**What is being asked**
Give the records below again, exactly as they appear.
━━━ Exercise material ━━━
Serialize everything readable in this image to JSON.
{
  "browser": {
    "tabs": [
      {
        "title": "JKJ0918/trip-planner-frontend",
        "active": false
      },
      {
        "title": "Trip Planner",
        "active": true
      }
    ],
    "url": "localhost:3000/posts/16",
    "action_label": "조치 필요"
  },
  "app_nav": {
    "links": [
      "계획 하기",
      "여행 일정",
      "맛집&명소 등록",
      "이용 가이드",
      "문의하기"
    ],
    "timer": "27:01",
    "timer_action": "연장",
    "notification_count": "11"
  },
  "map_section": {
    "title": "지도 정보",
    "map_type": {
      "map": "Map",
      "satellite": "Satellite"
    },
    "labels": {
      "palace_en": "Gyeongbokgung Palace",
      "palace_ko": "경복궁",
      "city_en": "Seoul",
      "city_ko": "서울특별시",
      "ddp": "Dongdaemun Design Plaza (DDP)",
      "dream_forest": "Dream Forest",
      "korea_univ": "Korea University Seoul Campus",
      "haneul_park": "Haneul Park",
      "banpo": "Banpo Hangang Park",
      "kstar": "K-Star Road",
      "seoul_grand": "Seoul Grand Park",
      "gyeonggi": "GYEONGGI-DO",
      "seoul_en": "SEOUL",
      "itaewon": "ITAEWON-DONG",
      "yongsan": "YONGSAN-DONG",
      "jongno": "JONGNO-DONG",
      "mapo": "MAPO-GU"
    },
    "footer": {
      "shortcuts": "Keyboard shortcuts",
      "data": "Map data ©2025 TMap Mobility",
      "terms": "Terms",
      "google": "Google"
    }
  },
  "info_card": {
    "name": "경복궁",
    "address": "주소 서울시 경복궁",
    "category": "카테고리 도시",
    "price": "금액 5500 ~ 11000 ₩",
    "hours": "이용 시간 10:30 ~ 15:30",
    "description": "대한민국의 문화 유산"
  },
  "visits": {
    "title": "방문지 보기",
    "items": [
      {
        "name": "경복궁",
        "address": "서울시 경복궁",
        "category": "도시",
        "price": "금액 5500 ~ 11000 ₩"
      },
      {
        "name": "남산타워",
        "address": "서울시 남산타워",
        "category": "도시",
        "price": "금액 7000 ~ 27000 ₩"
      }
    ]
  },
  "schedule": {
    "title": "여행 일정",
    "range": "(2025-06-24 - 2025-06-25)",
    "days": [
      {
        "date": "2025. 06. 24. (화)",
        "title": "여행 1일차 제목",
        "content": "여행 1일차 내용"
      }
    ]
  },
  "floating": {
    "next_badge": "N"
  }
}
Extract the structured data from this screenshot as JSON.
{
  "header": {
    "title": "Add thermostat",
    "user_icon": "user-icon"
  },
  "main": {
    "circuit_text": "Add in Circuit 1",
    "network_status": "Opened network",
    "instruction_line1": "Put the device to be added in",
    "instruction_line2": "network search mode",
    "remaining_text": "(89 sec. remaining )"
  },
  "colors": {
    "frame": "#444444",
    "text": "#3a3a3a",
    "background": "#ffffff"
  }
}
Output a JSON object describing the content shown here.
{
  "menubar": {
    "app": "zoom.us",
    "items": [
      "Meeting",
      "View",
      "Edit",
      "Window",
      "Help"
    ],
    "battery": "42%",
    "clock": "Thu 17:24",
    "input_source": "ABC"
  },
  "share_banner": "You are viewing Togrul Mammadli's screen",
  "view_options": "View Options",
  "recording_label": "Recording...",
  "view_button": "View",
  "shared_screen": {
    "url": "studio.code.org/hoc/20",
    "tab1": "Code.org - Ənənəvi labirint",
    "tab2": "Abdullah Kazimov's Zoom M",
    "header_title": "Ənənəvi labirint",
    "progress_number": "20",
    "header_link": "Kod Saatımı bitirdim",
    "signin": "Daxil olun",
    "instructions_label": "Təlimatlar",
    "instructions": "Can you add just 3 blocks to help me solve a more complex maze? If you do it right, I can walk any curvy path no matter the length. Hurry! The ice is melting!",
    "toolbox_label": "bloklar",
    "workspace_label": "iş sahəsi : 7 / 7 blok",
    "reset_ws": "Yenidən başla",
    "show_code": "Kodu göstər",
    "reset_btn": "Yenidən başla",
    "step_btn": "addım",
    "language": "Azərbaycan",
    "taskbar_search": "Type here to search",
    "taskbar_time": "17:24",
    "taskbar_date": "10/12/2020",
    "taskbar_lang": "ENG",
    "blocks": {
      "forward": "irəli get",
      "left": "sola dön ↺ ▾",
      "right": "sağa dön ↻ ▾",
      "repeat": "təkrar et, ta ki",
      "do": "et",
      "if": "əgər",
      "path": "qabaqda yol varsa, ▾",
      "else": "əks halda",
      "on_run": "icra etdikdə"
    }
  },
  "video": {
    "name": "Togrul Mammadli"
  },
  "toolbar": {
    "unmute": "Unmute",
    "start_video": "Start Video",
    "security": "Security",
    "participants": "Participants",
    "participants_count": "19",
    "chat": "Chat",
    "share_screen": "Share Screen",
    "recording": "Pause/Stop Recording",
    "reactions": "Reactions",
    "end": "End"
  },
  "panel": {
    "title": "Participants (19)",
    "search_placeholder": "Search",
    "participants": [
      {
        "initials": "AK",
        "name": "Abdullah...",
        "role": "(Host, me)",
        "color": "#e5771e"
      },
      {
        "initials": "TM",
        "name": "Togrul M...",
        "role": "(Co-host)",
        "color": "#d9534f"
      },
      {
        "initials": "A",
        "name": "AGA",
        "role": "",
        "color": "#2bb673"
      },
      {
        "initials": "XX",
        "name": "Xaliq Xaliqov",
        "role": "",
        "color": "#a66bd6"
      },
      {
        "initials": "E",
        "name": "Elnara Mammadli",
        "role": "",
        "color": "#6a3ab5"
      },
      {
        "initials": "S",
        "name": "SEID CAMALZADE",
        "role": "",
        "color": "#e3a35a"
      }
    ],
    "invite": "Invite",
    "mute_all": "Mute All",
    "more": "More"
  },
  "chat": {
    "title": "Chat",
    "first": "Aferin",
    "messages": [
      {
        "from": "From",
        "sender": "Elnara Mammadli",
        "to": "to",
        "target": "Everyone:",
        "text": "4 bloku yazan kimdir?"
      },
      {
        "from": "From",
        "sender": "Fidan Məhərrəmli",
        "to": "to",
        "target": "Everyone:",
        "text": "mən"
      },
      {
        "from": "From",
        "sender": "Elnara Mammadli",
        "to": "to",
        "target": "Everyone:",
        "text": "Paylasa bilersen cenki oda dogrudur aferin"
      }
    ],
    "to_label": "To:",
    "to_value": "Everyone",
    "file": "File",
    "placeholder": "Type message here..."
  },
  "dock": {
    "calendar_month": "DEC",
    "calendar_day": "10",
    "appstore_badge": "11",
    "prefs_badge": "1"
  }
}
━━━
**Output below**
Serialize everything readable in this image to JSON.
{
  "browser": {
    "tabs": [
      {
        "title": "JKJ0918/trip-planner-frontend",
        "active": false
      },
      {
        "title": "Trip Planner",
        "active": true
      }
    ],
    "url": "localhost:3000/posts/16",
    "action_label": "조치 필요"
  },
  "app_nav": {
    "links": [
      "계획 하기",
      "여행 일정",
      "맛집&명소 등록",
      "이용 가이드",
      "문의하기"
    ],
    "timer": "27:01",
    "timer_action": "연장",
    "notification_count": "11"
  },
  "map_section": {
    "title": "지도 정보",
    "map_type": {
      "map": "Map",
      "satellite": "Satellite"
    },
    "labels": {
      "palace_en": "Gyeongbokgung Palace",
      "palace_ko": "경복궁",
      "city_en": "Seoul",
      "city_ko": "서울특별시",
      "ddp": "Dongdaemun Design Plaza (DDP)",
      "dream_forest": "Dream Forest",
      "korea_univ": "Korea University Seoul Campus",
      "haneul_park": "Haneul Park",
      "banpo": "Banpo Hangang Park",
      "kstar": "K-Star Road",
      "seoul_grand": "Seoul Grand Park",
      "gyeonggi": "GYEONGGI-DO",
      "seoul_en": "SEOUL",
      "itaewon": "ITAEWON-DONG",
      "yongsan": "YONGSAN-DONG",
      "jongno": "JONGNO-DONG",
      "mapo": "MAPO-GU"
    },
    "footer": {
      "shortcuts": "Keyboard shortcuts",
      "data": "Map data ©2025 TMap Mobility",
      "terms": "Terms",
      "google": "Google"
    }
  },
  "info_card": {
    "name": "경복궁",
    "address": "주소 서울시 경복궁",
    "category": "카테고리 도시",
    "price": "금액 5500 ~ 11000 ₩",
    "hours": "이용 시간 10:30 ~ 15:30",
    "description": "대한민국의 문화 유산"
  },
  "visits": {
    "title": "방문지 보기",
    "items": [
      {
        "name": "경복궁",
        "address": "서울시 경복궁",
        "category": "도시",
        "price": "금액 5500 ~ 11000 ₩"
      },
      {
        "name": "남산타워",
        "address": "서울시 남산타워",
        "category": "도시",
        "price": "금액 7000 ~ 27000 ₩"
      }
    ]
  },
  "schedule": {
    "title": "여행 일정",
    "range": "(2025-06-24 - 2025-06-25)",
    "days": [
      {
        "date": "2025. 06. 24. (화)",
        "title": "여행 1일차 제목",
        "content": "여행 1일차 내용"
      }
    ]
  },
  "floating": {
    "next_badge": "N"
  }
}
Extract the structured data from this screenshot as JSON.
{
  "header": {
    "title": "Add thermostat",
    "user_icon": "user-icon"
  },
  "main": {
    "circuit_text": "Add in Circuit 1",
    "network_status": "Opened network",
    "instruction_line1": "Put the device to be added in",
    "instruction_line2": "network search mode",
    "remaining_text": "(89 sec. remaining )"
  },
  "colors": {
    "frame": "#444444",
    "text": "#3a3a3a",
    "background": "#ffffff"
  }
}
Output a JSON object describing the content shown here.
{
  "menubar": {
    "app": "zoom.us",
    "items": [
      "Meeting",
      "View",
      "Edit",
      "Window",
      "Help"
    ],
    "battery": "42%",
    "clock": "Thu 17:24",
    "input_source": "ABC"
  },
  "share_banner": "You are viewing Togrul Mammadli's screen",
  "view_options": "View Options",
  "recording_label": "Recording...",
  "view_button": "View",
  "shared_screen": {
    "url": "studio.code.org/hoc/20",
    "tab1": "Code.org - Ənənəvi labirint",
    "tab2": "Abdullah Kazimov's Zoom M",
    "header_title": "Ənənəvi labirint",
    "progress_number": "20",
    "header_link": "Kod Saatımı bitirdim",
    "signin": "Daxil olun",
    "instructions_label": "Təlimatlar",
    "instructions": "Can you add just 3 blocks to help me solve a more complex maze? If you do it right, I can walk any curvy path no matter the length. Hurry! The ice is melting!",
    "toolbox_label": "bloklar",
    "workspace_label": "iş sahəsi : 7 / 7 blok",
    "reset_ws": "Yenidən başla",
    "show_code": "Kodu göstər",
    "reset_btn": "Yenidən başla",
    "step_btn": "addım",
    "language": "Azərbaycan",
    "taskbar_search": "Type here to search",
    "taskbar_time": "17:24",
    "taskbar_date": "10/12/2020",
    "taskbar_lang": "ENG",
    "blocks": {
      "forward": "irəli get",
      "left": "sola dön ↺ ▾",
      "right": "sağa dön ↻ ▾",
      "repeat": "təkrar et, ta ki",
      "do": "et",
      "if": "əgər",
      "path": "qabaqda yol varsa, ▾",
      "else": "əks halda",
      "on_run": "icra etdikdə"
    }
  },
  "video": {
    "name": "Togrul Mammadli"
  },
  "toolbar": {
    "unmute": "Unmute",
    "start_video": "Start Video",
    "security": "Security",
    "participants": "Participants",
    "participants_count": "19",
    "chat": "Chat",
    "share_screen": "Share Screen",
    "recording": "Pause/Stop Recording",
    "reactions": "Reactions",
    "end": "End"
  },
  "panel": {
    "title": "Participants (19)",
    "search_placeholder": "Search",
    "participants": [
      {
        "initials": "AK",
        "name": "Abdullah...",
        "role": "(Host, me)",
        "color": "#e5771e"
      },
      {
        "initials": "TM",
        "name": "Togrul M...",
        "role": "(Co-host)",
        "color": "#d9534f"
      },
      {
        "initials": "A",
        "name": "AGA",
        "role": "",
        "color": "#2bb673"
      },
      {
        "initials": "XX",
        "name": "Xaliq Xaliqov",
        "role": "",
        "color": "#a66bd6"
      },
      {
        "initials": "E",
        "name": "Elnara Mammadli",
        "role": "",
        "color": "#6a3ab5"
      },
      {
        "initials": "S",
        "name": "SEID CAMALZADE",
        "role": "",
        "color": "#e3a35a"
      }
    ],
    "invite": "Invite",
    "mute_all": "Mute All",
    "more": "More"
  },
  "chat": {
    "title": "Chat",
    "first": "Aferin",
    "messages": [
      {
        "from": "From",
        "sender": "Elnara Mammadli",
        "to": "to",
        "target": "Everyone:",
        "text": "4 bloku yazan kimdir?"
      },
      {
        "from": "From",
        "sender": "Fidan Məhərrəmli",
        "to": "to",
        "target": "Everyone:",
        "text": "mən"
      },
      {
        "from": "From",
        "sender": "Elnara Mammadli",
        "to": "to",
        "target": "Everyone:",
        "text": "Paylasa bilersen cenki oda dogrudur aferin"
      }
    ],
    "to_label": "To:",
    "to_value": "Everyone",
    "file": "File",
    "placeholder": "Type message here..."
  },
  "dock": {
    "calendar_month": "DEC",
    "calendar_day": "10",
    "appstore_badge": "11",
    "prefs_badge": "1"
  }
}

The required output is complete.